◆ **Problem**:
Look through the material below and report every line that includes "System".

◆ **Input data**:

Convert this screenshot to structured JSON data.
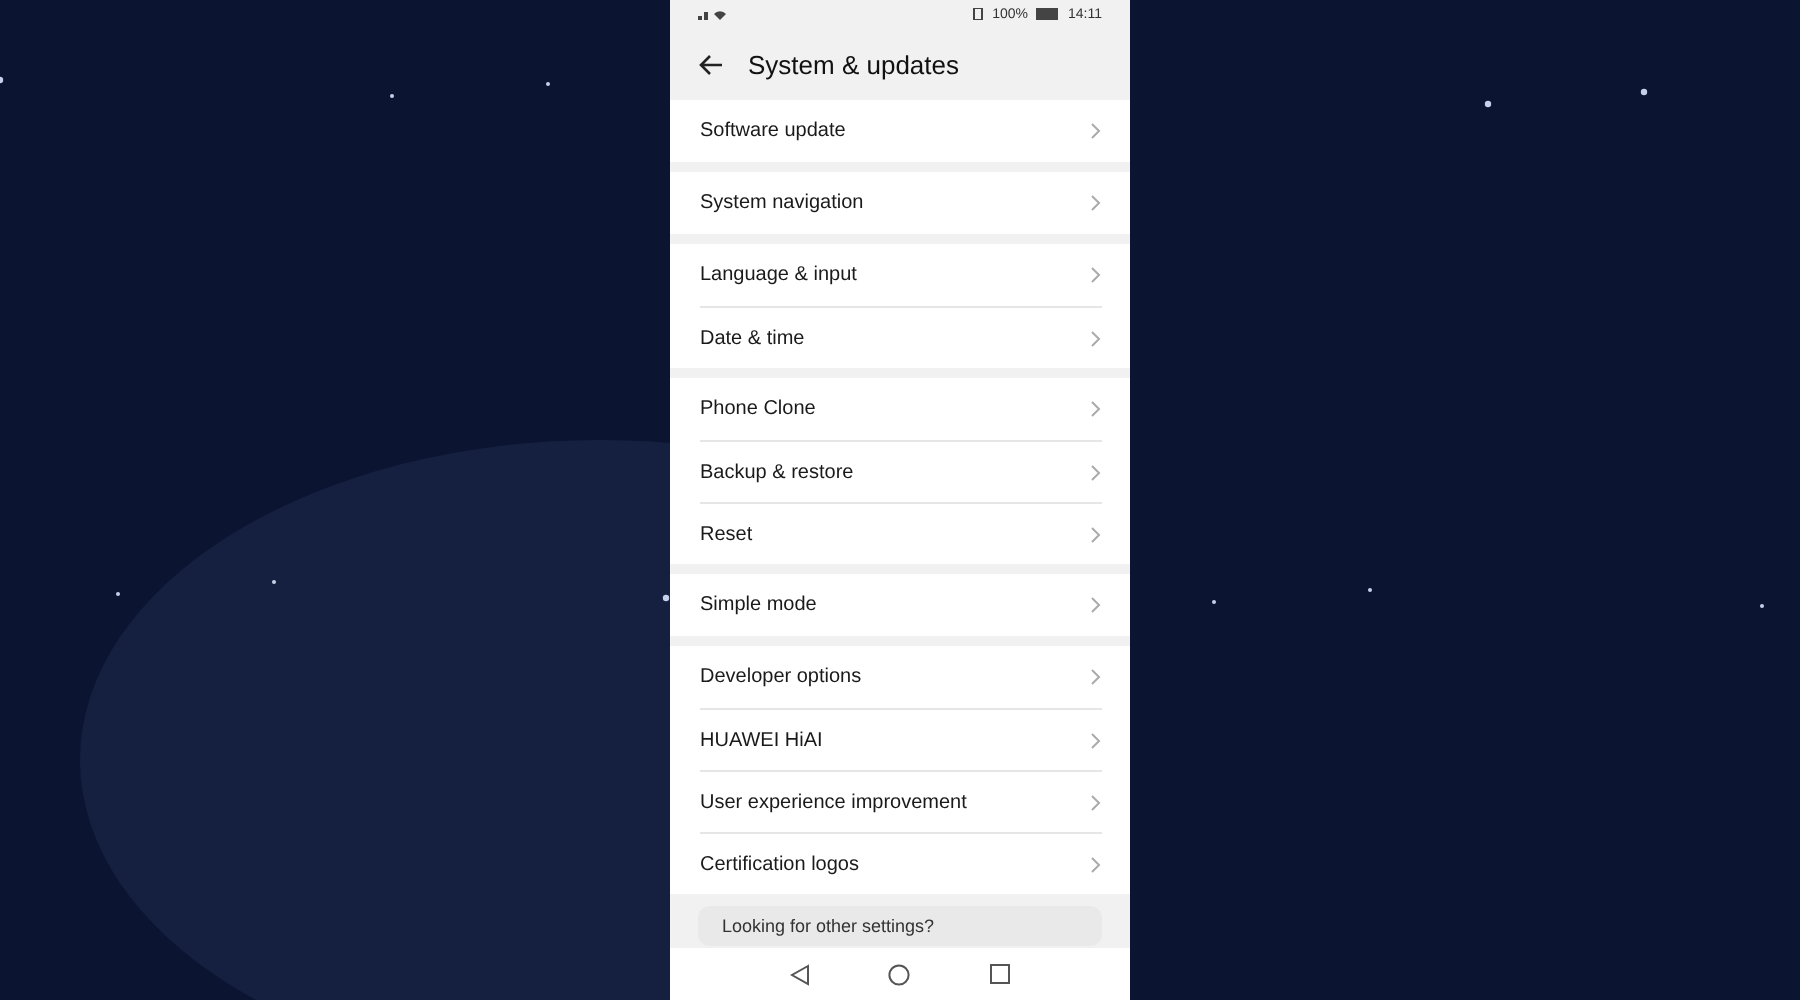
{
  "status_bar": {
    "battery": "100%",
    "time": "14:11"
  },
  "header": {
    "title": "System & updates"
  },
  "groups": [
    {
      "items": [
        "Software update"
      ]
    },
    {
      "items": [
        "System navigation"
      ]
    },
    {
      "items": [
        "Language & input",
        "Date & time"
      ]
    },
    {
      "items": [
        "Phone Clone",
        "Backup & restore",
        "Reset"
      ]
    },
    {
      "items": [
        "Simple mode"
      ]
    },
    {
      "items": [
        "Developer options",
        "HUAWEI HiAI",
        "User experience improvement",
        "Certification logos"
      ]
    }
  ],
  "suggestion": {
    "text": "Looking for other settings?"
  }
}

◆ **Solution to this exercise**:
    "title": "System & updates"
        "System navigation"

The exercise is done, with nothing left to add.